    >>> 13 not in result
    True
    >>> 0 not in result
    True

    >>> result  # doctest: +NORMALIZE_WHITESPACE
    {1: 'January',
     2: 'February',
     3: 'March',
     4: 'April',
     5: 'May',
     6: 'June',
     7: 'July',
     8: 'August',
     9: 'September',
     10: 'October',
     11: 'November',
     12: 'December'}
"""

# Given
MONTHS = [
    'January',
    'February',
    'March',
    'April',
    'May',
    'June',
    'July',
    'August',
    'September',
    'October',
    'November',
    'December',
]

result = ...  # dict[int,str]: dict with month number and name.
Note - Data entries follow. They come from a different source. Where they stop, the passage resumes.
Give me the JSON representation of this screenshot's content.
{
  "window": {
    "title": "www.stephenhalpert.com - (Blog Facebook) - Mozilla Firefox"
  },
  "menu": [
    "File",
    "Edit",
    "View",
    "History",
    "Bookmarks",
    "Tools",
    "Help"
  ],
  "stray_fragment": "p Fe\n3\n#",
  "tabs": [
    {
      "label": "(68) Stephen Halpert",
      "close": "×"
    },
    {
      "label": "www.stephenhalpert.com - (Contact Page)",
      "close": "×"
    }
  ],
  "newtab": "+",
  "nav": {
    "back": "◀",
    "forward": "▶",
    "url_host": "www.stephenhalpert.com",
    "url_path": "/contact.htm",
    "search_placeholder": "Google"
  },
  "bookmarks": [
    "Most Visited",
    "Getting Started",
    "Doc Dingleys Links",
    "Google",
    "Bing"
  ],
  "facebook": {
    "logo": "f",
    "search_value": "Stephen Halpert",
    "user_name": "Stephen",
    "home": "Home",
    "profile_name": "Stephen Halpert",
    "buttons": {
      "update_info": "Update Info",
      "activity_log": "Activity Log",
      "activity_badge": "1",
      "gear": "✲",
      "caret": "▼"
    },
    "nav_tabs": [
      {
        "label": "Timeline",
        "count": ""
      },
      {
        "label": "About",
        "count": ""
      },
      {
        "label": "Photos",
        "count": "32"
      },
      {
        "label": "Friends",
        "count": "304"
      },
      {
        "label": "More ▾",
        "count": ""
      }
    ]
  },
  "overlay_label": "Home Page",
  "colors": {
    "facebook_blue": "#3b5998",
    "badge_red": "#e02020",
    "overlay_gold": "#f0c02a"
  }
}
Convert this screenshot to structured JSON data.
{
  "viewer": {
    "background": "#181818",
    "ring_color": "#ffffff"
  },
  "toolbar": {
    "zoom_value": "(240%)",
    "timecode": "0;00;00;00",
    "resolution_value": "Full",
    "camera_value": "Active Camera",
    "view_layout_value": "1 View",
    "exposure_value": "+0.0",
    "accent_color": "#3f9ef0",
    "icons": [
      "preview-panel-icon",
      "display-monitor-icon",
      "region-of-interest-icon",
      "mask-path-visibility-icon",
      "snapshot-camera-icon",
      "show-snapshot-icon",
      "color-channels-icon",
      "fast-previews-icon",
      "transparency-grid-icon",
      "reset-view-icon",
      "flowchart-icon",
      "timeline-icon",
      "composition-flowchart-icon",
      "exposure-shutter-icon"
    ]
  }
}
Start with 1

Code 7.11. Solution
"""
* Assignment: Loop For Text
* Complexity: medium
* Lines of code: 14 lines
* Time: 13 min

English:
    1. Use data from "Given" section (see below)
    2. Given is text of the "Moon Speech" by John F. Kennedy's [1]
    3. Sentences are separated by period (`.`)
    4. Clean each sentence from whitespaces at the beginning and at the end
    5. Words are separated by spaces
    6. Print the total number in whole text:
        a. adverbs (words ending with "ly")
        b. sentences
        c. words
        d. letters
        e. characters (including spaces inside sentences, but not comas `,`)
        f. comas (`,`)
    7. Compare results with "Tests" section below
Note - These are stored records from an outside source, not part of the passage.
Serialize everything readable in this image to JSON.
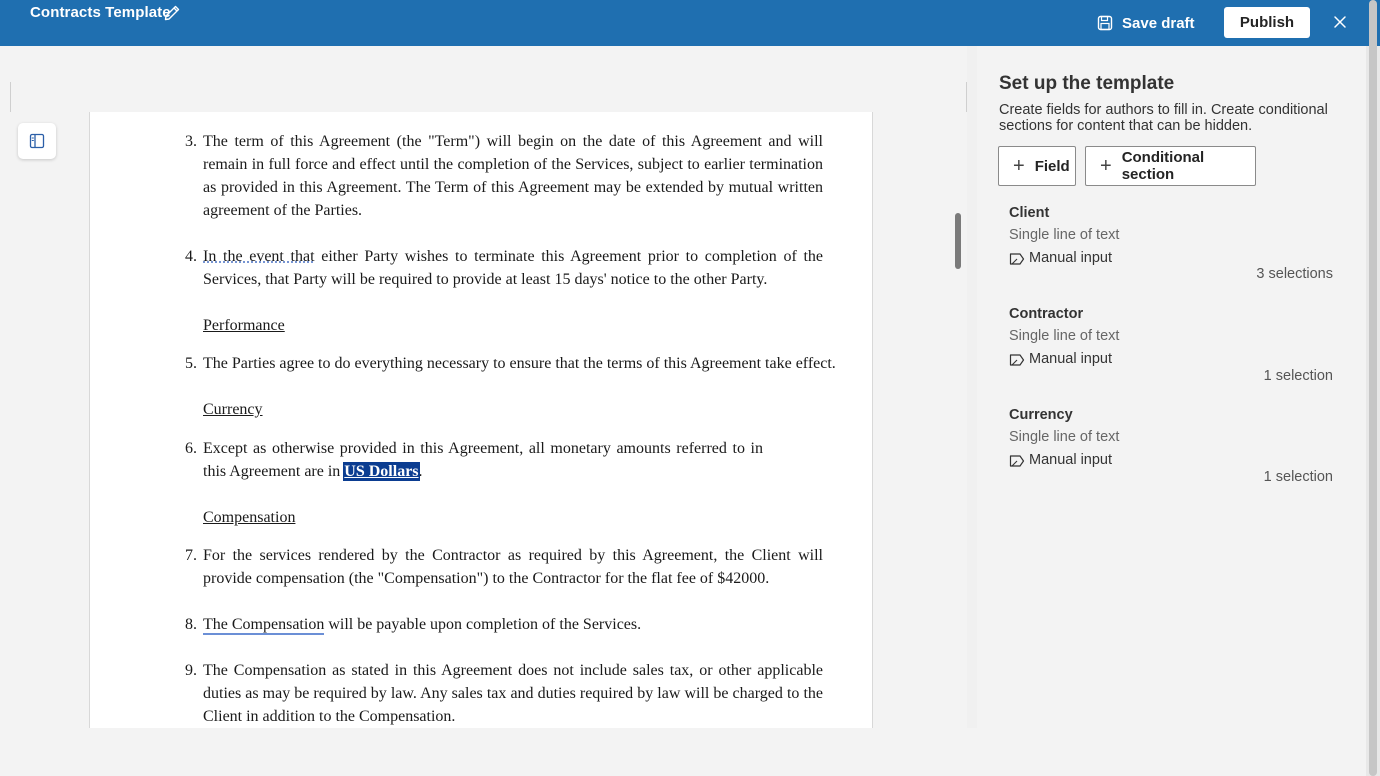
{
  "header": {
    "title": "Contracts Template",
    "save_draft": "Save draft",
    "publish": "Publish"
  },
  "document": {
    "items": [
      {
        "num": "3.",
        "text": "The term of this Agreement (the \"Term\") will begin on the date of this Agreement and will remain in full force and effect until the completion of the Services, subject to earlier termination as provided in this Agreement. The Term of this Agreement may be extended by mutual written agreement of the Parties."
      },
      {
        "num": "4.",
        "text_a": "In the event that",
        "text_b": " either Party wishes to terminate this Agreement prior to completion of the Services, that Party will be required to provide at least 15 days' notice to the other Party."
      },
      {
        "heading": "Performance"
      },
      {
        "num": "5.",
        "text": "The Parties agree to do everything necessary to ensure that the terms of this Agreement take effect."
      },
      {
        "heading": "Currency"
      },
      {
        "num": "6.",
        "text_a": "Except as otherwise provided in this Agreement, all monetary amounts referred to in this Agreement are in ",
        "highlight": "US Dollars",
        "text_b": "."
      },
      {
        "heading": "Compensation"
      },
      {
        "num": "7.",
        "text": "For the services rendered by the Contractor as required by this Agreement, the Client will provide compensation (the \"Compensation\") to the Contractor for the flat fee of $42000."
      },
      {
        "num": "8.",
        "text_a": "The Compensation",
        "text_b": " will be payable upon completion of the Services."
      },
      {
        "num": "9.",
        "text": "The Compensation as stated in this Agreement does not include sales tax, or other applicable duties as may be required by law. Any sales tax and duties required by law will be charged to the Client in addition to the Compensation."
      }
    ]
  },
  "panel": {
    "title": "Set up the template",
    "description": "Create fields for authors to fill in. Create conditional sections for content that can be hidden.",
    "field_button": "Field",
    "conditional_button": "Conditional section",
    "fields": [
      {
        "name": "Client",
        "type": "Single line of text",
        "input": "Manual input",
        "selections": "3 selections"
      },
      {
        "name": "Contractor",
        "type": "Single line of text",
        "input": "Manual input",
        "selections": "1 selection"
      },
      {
        "name": "Currency",
        "type": "Single line of text",
        "input": "Manual input",
        "selections": "1 selection"
      }
    ]
  },
  "icons": {
    "edit": "pencil-icon",
    "save": "save-icon",
    "close": "close-icon",
    "nav": "navigation-pane-icon",
    "plus": "plus-icon",
    "tag": "tag-icon"
  },
  "colors": {
    "header_bg": "#1f6fb0",
    "highlight_bg": "#0b3d91"
  }
}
Polish:
    1. Użyj danych z sekcji "Given" (patrz poniżej)
    2. Dany jest tekst przemówienia "Moon Speech" wygłoszonej
       przez John F. Kennedy'ego [1]
    3. Zdania oddzielone są kropkami (`.`)
    4. Każde zdanie oczyść z białych znaków na początku i końcu
    5. Słowa oddzielone są spacjami
    6. Wypisz także ile jest łącznie w całym tekście:
        a. przysłówków (słów zakończonych na "ly")
        b. zdań
        c. słów
        d. liter
        e. znaków (łącznie ze spacjami wewnątrz zdań, ale bez przecinków `,`)
        f. przecinków (`,`)
    7. Porównaj wynik z sekcją "Tests" poniżej

References:
    [1] Kennedy, J.F. Moon Speech - Rice Stadium.
        Year: 1962.
        Retrieved: 2021-03-06.
        URL: http://er.jsc.nasa.gov/seh/ricetalk.htm

Tests:
    >>> type(result)
    <class 'dict'>
    >>> print(result)  # doctest: +NORMALIZE_WHITESPACE
    {'sentences': 7,
     'words': 71,
     'characters': 347,
     'letters': 283,
     'commas': 1,
     'adverbs': 0}
"""

# Given
TEXT = """
    We choose to go to the Moon.
    We choose to go to the Moon in this decade and do the other things.
    Not because they are easy, but because they are hard.
    Because that goal will serve to organize and measure the best of our energies and skills.
    Because that challenge is one that we are willing to accept.
    One we are unwilling to postpone.
    And one we intend to win
"""

result = {  # dict[str,int]: number of occurrences of each grammar object
    'sentences': 0,
    'words': 0,
    'characters': 0,
    'letters': 0,
    'commas': 0,
    'adverbs': 0,
}